Task to carry out: Across the listing that follows, work out how many lines carry the string "name". Provide that number and nothing else.

[[ Supplied records open ]]

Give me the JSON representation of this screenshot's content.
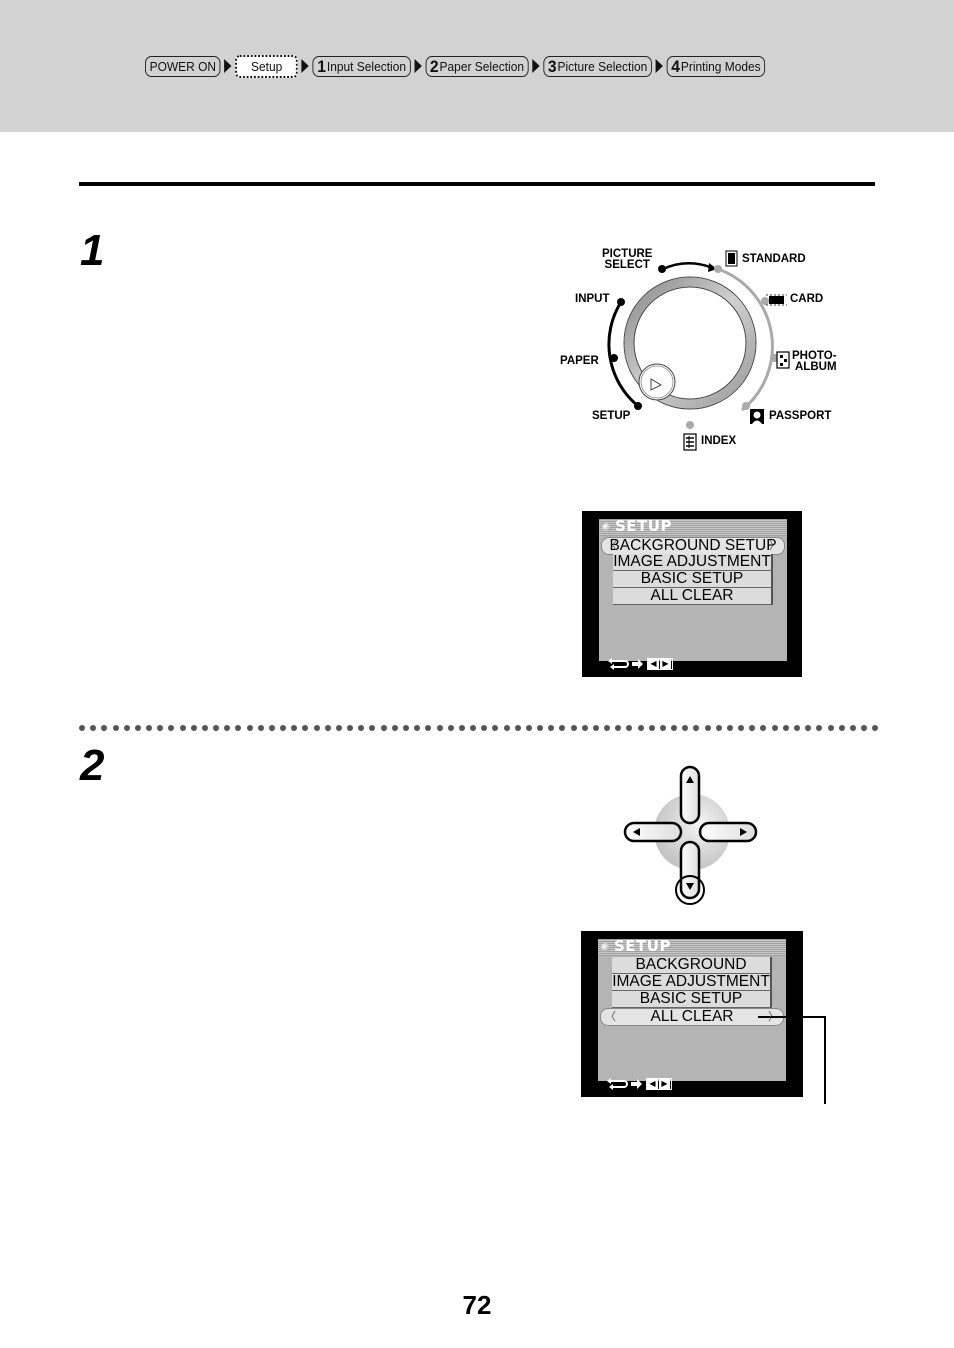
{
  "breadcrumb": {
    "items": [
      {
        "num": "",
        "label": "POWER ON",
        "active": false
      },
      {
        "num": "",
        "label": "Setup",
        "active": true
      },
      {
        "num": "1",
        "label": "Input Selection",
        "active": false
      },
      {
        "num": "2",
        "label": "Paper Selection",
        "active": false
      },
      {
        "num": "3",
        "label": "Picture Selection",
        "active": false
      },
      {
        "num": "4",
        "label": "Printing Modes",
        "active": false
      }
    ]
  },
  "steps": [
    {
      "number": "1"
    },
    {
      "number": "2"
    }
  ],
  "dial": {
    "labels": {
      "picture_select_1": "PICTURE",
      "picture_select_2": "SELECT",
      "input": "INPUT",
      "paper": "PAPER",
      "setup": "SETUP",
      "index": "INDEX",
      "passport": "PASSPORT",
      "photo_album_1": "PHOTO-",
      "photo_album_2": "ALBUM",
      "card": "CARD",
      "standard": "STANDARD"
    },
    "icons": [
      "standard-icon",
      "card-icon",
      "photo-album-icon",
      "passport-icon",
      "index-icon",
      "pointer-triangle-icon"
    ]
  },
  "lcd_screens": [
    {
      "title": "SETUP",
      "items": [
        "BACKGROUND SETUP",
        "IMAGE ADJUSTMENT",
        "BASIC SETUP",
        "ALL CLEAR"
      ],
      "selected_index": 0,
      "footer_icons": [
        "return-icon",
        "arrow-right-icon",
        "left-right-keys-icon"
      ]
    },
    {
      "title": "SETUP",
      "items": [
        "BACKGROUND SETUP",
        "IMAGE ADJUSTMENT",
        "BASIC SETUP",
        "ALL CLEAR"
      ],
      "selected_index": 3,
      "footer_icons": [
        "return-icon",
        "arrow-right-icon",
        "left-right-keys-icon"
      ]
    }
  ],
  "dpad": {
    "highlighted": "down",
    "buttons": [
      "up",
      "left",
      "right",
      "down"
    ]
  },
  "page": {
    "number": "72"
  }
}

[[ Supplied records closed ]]
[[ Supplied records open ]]

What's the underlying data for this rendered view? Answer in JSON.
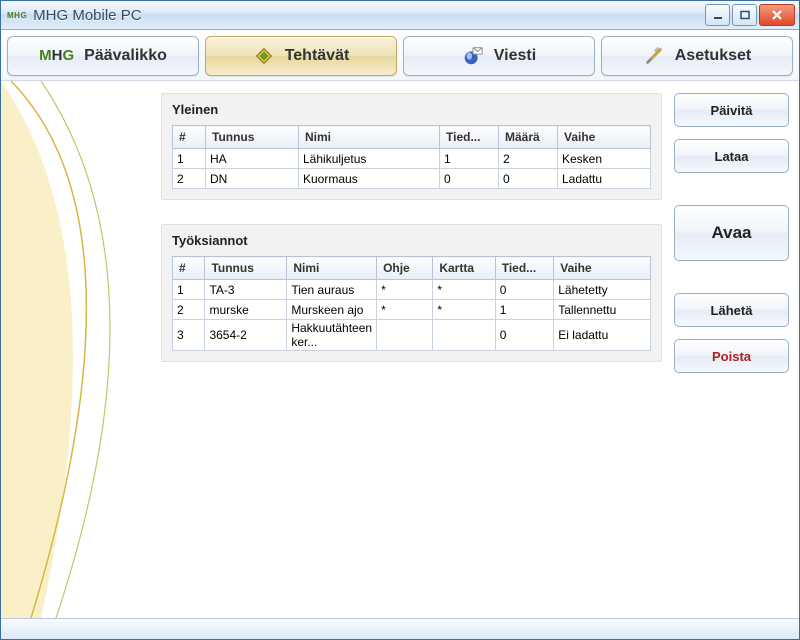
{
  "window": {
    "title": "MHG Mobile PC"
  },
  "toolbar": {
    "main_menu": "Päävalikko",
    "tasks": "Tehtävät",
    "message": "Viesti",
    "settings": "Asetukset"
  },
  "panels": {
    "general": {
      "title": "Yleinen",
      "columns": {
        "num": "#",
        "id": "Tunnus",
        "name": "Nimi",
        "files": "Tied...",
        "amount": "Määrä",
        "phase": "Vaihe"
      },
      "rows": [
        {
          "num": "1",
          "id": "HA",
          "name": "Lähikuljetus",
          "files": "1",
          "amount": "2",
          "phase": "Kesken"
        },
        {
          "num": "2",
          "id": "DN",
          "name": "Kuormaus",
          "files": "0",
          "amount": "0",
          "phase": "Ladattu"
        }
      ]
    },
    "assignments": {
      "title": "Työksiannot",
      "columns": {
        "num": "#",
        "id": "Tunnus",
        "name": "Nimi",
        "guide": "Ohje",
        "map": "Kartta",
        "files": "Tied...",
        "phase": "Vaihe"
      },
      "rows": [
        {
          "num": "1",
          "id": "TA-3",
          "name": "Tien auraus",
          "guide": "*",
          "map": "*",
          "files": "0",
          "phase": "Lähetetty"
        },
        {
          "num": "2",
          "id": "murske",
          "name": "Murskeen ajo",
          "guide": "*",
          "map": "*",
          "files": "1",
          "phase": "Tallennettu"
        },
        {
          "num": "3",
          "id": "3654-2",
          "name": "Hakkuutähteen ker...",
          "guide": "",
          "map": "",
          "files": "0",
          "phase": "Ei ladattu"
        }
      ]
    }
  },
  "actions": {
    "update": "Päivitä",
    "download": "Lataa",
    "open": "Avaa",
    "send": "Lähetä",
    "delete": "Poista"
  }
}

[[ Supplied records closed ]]

Answer: 7